• **ASSIGNMENT**
Set down each entry exactly; omit images.

Interface dataset entries
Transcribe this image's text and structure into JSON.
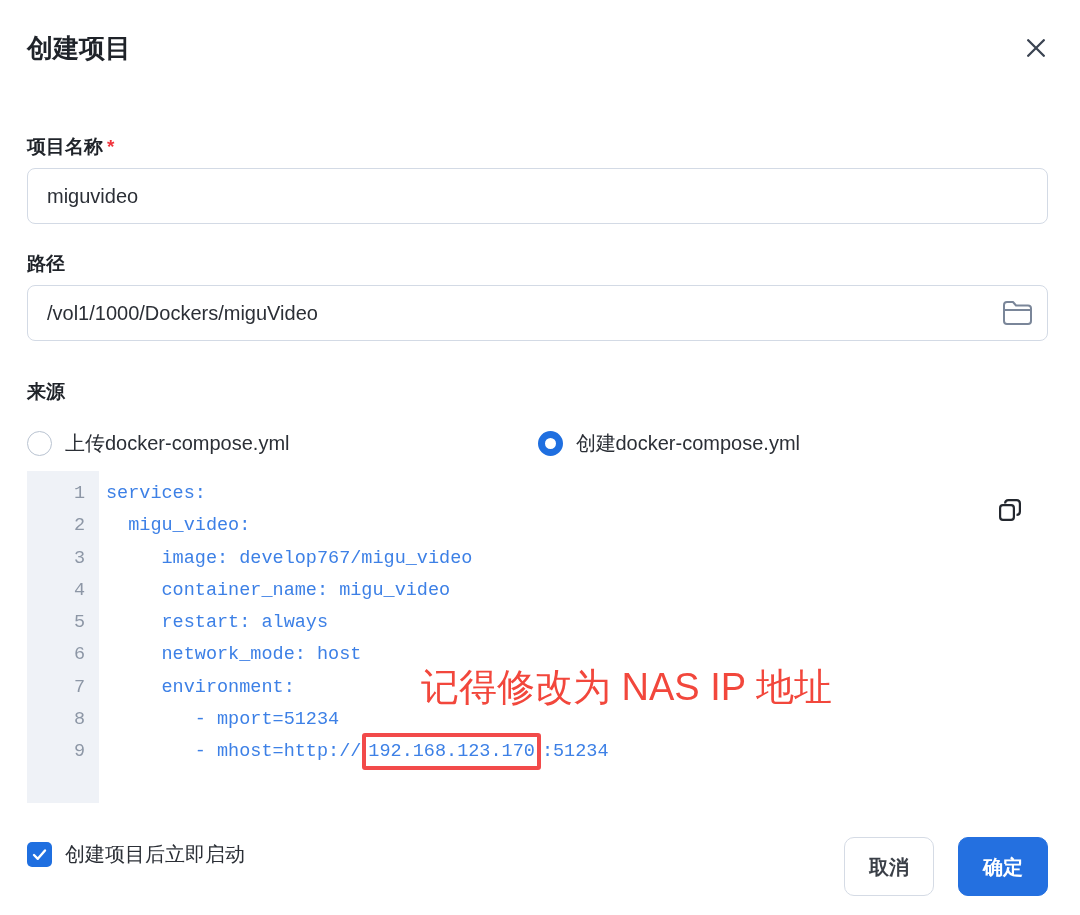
{
  "dialog": {
    "title": "创建项目"
  },
  "fields": [
    {
      "kind": "text",
      "label": "项目名称",
      "required_mark": "*",
      "value": "miguvideo"
    },
    {
      "kind": "path",
      "label": "路径",
      "value": "/vol1/1000/Dockers/miguVideo"
    }
  ],
  "source": {
    "label": "来源",
    "options": [
      {
        "label": "上传docker-compose.yml",
        "selected": false
      },
      {
        "label": "创建docker-compose.yml",
        "selected": true
      }
    ]
  },
  "editor": {
    "lines": [
      {
        "number": "1",
        "segments": [
          {
            "text": "services:",
            "boxed": false
          }
        ]
      },
      {
        "number": "2",
        "segments": [
          {
            "text": "  migu_video:",
            "boxed": false
          }
        ]
      },
      {
        "number": "3",
        "segments": [
          {
            "text": "     image: develop767/migu_video",
            "boxed": false
          }
        ]
      },
      {
        "number": "4",
        "segments": [
          {
            "text": "     container_name: migu_video",
            "boxed": false
          }
        ]
      },
      {
        "number": "5",
        "segments": [
          {
            "text": "     restart: always",
            "boxed": false
          }
        ]
      },
      {
        "number": "6",
        "segments": [
          {
            "text": "     network_mode: host",
            "boxed": false
          }
        ]
      },
      {
        "number": "7",
        "segments": [
          {
            "text": "     environment:",
            "boxed": false
          }
        ]
      },
      {
        "number": "8",
        "segments": [
          {
            "text": "        - mport=51234",
            "boxed": false
          }
        ]
      },
      {
        "number": "9",
        "segments": [
          {
            "text": "        - mhost=http://",
            "boxed": false
          },
          {
            "text": "192.168.123.170",
            "boxed": true
          },
          {
            "text": ":51234",
            "boxed": false
          }
        ]
      }
    ],
    "annotation": {
      "text": "记得修改为 NAS IP 地址"
    }
  },
  "start_after_create": {
    "label": "创建项目后立即启动",
    "checked": true
  },
  "buttons": [
    {
      "kind": "secondary",
      "label": "取消"
    },
    {
      "kind": "primary",
      "label": "确定"
    }
  ]
}
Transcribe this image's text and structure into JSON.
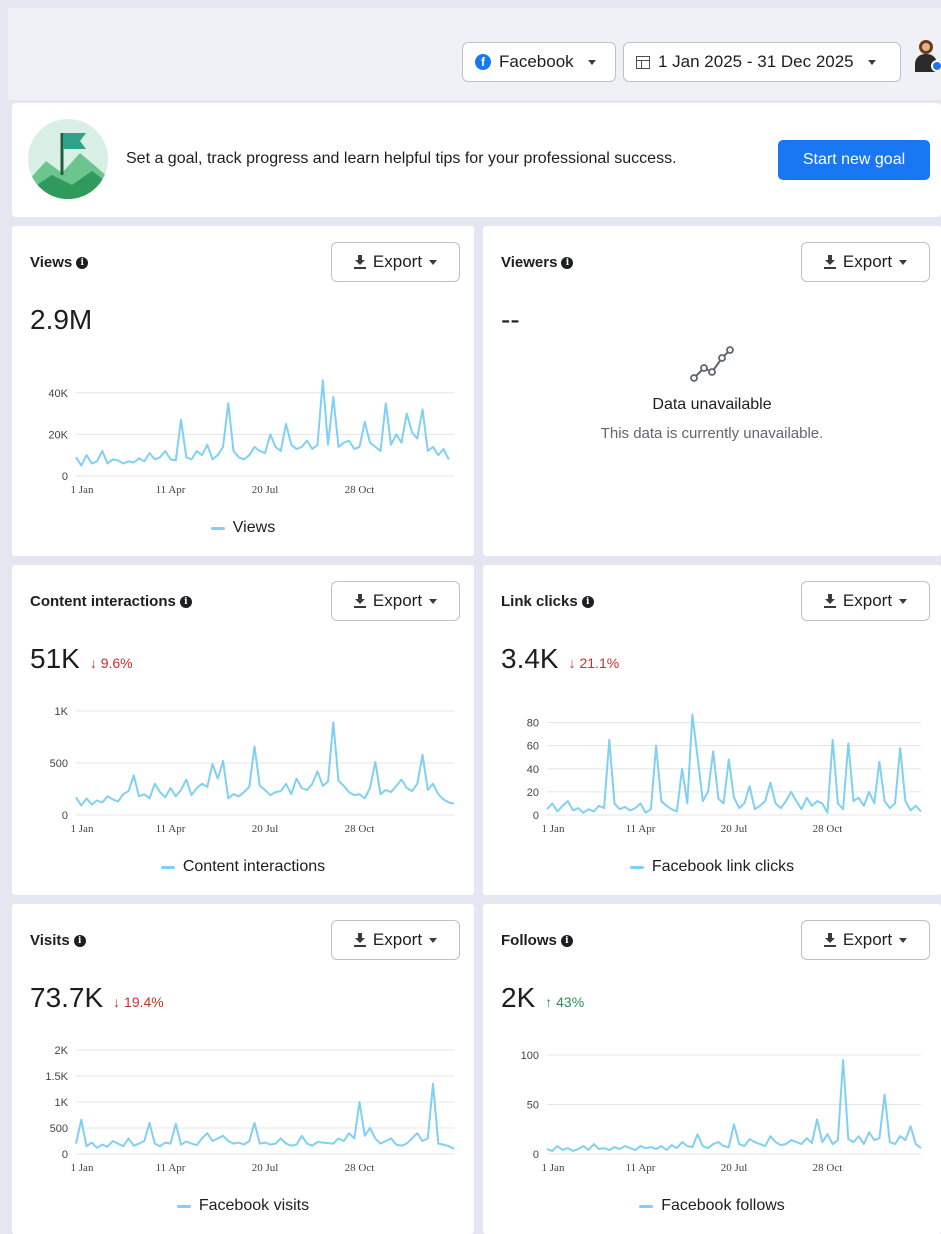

• **TASK RESPONSE**
Transcribe this image's text and structure into JSON.
{
  "dialog": {
    "title": "创建项目"
  },
  "fields": [
    {
      "kind": "text",
      "label": "项目名称",
      "required_mark": "*",
      "value": "miguvideo"
    },
    {
      "kind": "path",
      "label": "路径",
      "value": "/vol1/1000/Dockers/miguVideo"
    }
  ],
  "source": {
    "label": "来源",
    "options": [
      {
        "label": "上传docker-compose.yml",
        "selected": false
      },
      {
        "label": "创建docker-compose.yml",
        "selected": true
      }
    ]
  },
  "editor": {
    "lines": [
      {
        "number": "1",
        "segments": [
          {
            "text": "services:",
            "boxed": false
          }
        ]
      },
      {
        "number": "2",
        "segments": [
          {
            "text": "  migu_video:",
            "boxed": false
          }
        ]
      },
      {
        "number": "3",
        "segments": [
          {
            "text": "     image: develop767/migu_video",
            "boxed": false
          }
        ]
      },
      {
        "number": "4",
        "segments": [
          {
            "text": "     container_name: migu_video",
            "boxed": false
          }
        ]
      },
      {
        "number": "5",
        "segments": [
          {
            "text": "     restart: always",
            "boxed": false
          }
        ]
      },
      {
        "number": "6",
        "segments": [
          {
            "text": "     network_mode: host",
            "boxed": false
          }
        ]
      },
      {
        "number": "7",
        "segments": [
          {
            "text": "     environment:",
            "boxed": false
          }
        ]
      },
      {
        "number": "8",
        "segments": [
          {
            "text": "        - mport=51234",
            "boxed": false
          }
        ]
      },
      {
        "number": "9",
        "segments": [
          {
            "text": "        - mhost=http://",
            "boxed": false
          },
          {
            "text": "192.168.123.170",
            "boxed": true
          },
          {
            "text": ":51234",
            "boxed": false
          }
        ]
      }
    ],
    "annotation": {
      "text": "记得修改为 NAS IP 地址"
    }
  },
  "start_after_create": {
    "label": "创建项目后立即启动",
    "checked": true
  },
  "buttons": [
    {
      "kind": "secondary",
      "label": "取消"
    },
    {
      "kind": "primary",
      "label": "确定"
    }
  ]
}
Transcribe this image's text and structure into JSON.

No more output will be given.